DATA TO PROCESS —

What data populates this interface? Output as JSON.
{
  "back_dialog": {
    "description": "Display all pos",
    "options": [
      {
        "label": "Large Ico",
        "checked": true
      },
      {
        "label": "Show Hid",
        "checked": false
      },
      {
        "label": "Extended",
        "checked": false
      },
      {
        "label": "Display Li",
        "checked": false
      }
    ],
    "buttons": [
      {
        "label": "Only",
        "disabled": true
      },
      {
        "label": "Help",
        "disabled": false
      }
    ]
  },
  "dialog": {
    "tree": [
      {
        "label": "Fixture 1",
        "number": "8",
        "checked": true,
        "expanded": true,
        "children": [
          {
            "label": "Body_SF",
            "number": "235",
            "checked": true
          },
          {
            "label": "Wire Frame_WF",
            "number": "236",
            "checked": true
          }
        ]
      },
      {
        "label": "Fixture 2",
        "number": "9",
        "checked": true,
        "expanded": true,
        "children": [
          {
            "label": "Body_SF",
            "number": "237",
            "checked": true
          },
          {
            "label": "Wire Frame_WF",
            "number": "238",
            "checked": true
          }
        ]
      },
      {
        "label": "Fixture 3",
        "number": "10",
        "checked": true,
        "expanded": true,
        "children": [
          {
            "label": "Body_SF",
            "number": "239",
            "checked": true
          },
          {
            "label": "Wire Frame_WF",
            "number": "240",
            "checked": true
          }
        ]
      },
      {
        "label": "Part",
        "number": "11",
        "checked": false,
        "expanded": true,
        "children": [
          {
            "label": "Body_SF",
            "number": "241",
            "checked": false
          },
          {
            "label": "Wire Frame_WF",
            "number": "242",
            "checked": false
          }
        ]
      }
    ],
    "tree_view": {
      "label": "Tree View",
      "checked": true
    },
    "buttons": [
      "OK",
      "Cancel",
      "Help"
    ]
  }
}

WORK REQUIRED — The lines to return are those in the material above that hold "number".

SOLUTION FOR THIS PROBLEM —
        "number": "8",
            "number": "235",
            "number": "236",
        "number": "9",
            "number": "237",
            "number": "238",
        "number": "10",
            "number": "239",
            "number": "240",
        "number": "11",
            "number": "241",
            "number": "242",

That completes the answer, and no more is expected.